Think you can “market your way through [the] recession”? Harvard‘s Prof. John Quelch thinks you can.
We have the economy on our mind at Found|READ. We imagine our readers do, too, so we’re beginning a new series of posts today on how you can best prepare your startup for the downturn — even come out of it in a stronger competitive position.
Our first piece comes to you from Harvard’s marketing guru. In his March 3rd essay, Marketing Your Way Through a Recession, Prof. Quelch argues that you can use messaging to “improve market share and return on investment” during hard times.
Prof. Quelch offers eight ways to do this. We highlight two — the ones we think you can implement most easily:
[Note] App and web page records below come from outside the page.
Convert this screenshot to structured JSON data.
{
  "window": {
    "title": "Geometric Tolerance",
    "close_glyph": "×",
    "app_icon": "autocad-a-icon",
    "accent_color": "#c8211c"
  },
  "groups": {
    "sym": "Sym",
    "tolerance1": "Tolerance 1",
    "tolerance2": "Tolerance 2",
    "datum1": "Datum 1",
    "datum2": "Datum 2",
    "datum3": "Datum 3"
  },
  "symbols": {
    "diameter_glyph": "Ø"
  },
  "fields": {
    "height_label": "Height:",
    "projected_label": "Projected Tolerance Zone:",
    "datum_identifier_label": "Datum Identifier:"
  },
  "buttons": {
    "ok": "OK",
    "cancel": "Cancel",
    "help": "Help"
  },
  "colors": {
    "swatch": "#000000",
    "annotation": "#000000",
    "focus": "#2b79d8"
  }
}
1) DO NOT cut your marketing budget: “It is well documented that brands that increase advertising during a recession, when competitors are cutting back, can improve market share and return on investment at lower cost than during good economic times. Uncertain consumers need the reassurance of known brands…”
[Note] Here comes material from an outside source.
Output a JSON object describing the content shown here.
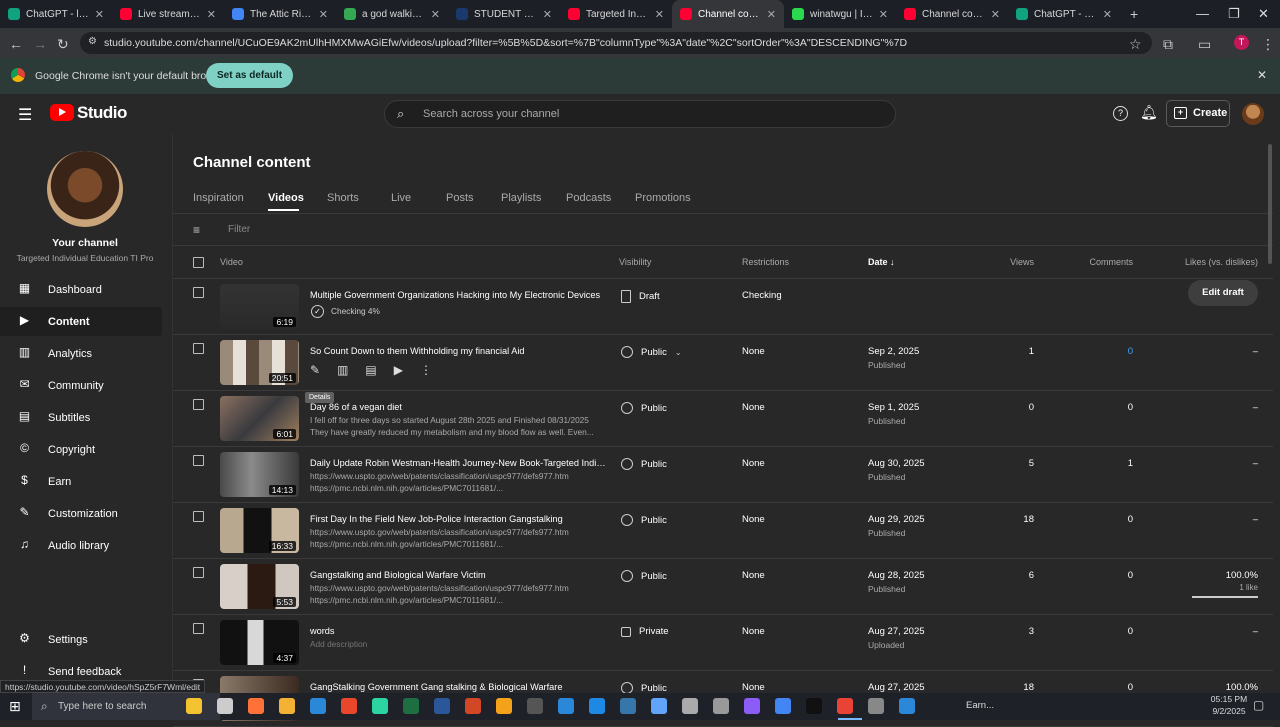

2) Hand-holding goes a long way in hard times, and it’s free!: “When economic hard times loom, we tend to retreat to our village … as uncertainty prompts us to stay at home but also stay connected with family and friends. [Therefore] CEOs must spend more time with customers and employees.”
Prof. Quelch goes on:
“In a recession, consumers become value oriented, distributors are concerned about cash, and employees worry about their jobs….The key… is to understand how the needs of your customers and partners change, and adapt your strategies to the new reality.”
Here is the abbreviated list of Prof. Quelch’s 8 Key Concepts:
1. Research the customer.
2. Focus on family values.
3. Maintain marketing spending.
4. Adjust product portfolios.
5. Support distributors.
6. Adjust pricing tactics.
7. Stress market share.
8. Emphasize core values.
Read more about how to implement them in his full post, here.
For additional tips by Prof. Quelch see this index of his blog posts.
Also, these earlier Found|READ posts:
Strategic Tool: How to use the ‘Scarcity Illusion’ to boost your launch, and 5 Simple Rules of Branding.